-------- Extracted entries

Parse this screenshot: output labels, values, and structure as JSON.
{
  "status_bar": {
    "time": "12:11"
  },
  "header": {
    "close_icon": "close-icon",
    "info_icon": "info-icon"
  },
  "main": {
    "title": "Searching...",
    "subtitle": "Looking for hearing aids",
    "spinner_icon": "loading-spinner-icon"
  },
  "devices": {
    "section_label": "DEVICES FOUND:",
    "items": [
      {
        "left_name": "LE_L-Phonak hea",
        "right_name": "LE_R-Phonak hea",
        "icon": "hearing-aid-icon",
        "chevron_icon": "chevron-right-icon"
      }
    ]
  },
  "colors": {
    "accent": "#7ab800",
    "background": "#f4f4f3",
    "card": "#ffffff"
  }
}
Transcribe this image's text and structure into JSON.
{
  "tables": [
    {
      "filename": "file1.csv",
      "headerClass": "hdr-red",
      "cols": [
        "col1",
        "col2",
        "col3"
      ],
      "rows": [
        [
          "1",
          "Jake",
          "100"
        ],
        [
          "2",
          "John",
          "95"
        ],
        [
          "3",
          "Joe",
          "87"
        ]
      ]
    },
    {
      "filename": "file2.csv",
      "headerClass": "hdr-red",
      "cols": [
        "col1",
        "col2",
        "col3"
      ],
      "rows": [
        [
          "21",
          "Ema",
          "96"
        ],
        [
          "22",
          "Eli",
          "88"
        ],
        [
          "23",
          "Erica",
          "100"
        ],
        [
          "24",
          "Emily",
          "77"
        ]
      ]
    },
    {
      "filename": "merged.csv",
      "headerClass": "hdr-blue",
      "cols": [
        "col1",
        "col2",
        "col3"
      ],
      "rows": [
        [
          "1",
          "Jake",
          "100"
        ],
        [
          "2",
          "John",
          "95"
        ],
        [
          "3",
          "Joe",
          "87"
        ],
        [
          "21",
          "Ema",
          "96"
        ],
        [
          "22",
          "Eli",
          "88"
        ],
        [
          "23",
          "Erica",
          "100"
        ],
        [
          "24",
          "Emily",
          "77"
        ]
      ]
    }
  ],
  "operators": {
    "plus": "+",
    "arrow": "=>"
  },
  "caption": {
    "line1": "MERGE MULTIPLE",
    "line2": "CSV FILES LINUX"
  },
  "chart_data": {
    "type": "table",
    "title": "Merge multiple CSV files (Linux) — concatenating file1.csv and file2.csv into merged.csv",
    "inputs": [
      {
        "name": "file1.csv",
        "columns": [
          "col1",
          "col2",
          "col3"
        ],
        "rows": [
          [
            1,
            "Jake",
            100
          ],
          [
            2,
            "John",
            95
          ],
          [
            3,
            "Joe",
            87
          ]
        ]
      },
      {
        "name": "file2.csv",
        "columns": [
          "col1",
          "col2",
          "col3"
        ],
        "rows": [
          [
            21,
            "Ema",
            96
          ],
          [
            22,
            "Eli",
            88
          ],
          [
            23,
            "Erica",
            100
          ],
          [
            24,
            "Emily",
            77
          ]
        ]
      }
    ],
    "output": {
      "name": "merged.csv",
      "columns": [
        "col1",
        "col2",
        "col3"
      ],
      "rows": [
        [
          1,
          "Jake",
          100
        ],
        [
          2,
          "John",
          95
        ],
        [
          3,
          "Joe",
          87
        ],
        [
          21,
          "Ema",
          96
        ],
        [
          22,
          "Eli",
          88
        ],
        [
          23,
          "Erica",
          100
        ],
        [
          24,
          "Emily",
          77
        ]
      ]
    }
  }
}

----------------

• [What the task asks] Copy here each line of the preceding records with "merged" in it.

• [Response below]
      "filename": "merged.csv",
    "title": "Merge multiple CSV files (Linux) — concatenating file1.csv and file2.csv into merged.csv",
      "name": "merged.csv",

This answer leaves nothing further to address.